College leaders are considering many factors as they make their plans for a fall semester amid a global pandemic. Among their considerations: student and worker safety, government guidelines, finances — and the threat of lawsuits.
The American Council on Education, a lobbying organization representing more than 1,700 colleges and universities, sent a letter to congressional leadership last month asking Congress to enact “temporary and targeted liability protections” to shield colleges and universities from “excessive and speculative lawsuits arising out of the pandemic.”
At issue is whether students, faculty and staff can sue a college if they get sick while working or attending the school.

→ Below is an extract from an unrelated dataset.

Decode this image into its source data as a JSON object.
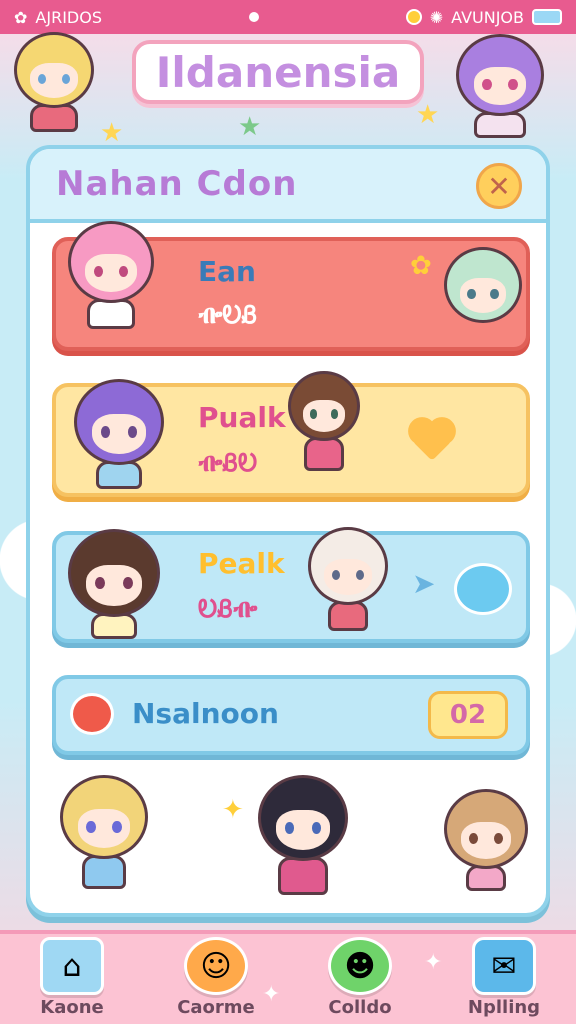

Right now, universities, like any organization, are required by law to exercise ordinary care to their grounds to make them safe for use from anyone who comes on campus to avoid causing injury or illness, said Kyle Logue, a professor at the University of Michigan’s law school who studies insurance, tax and tort law.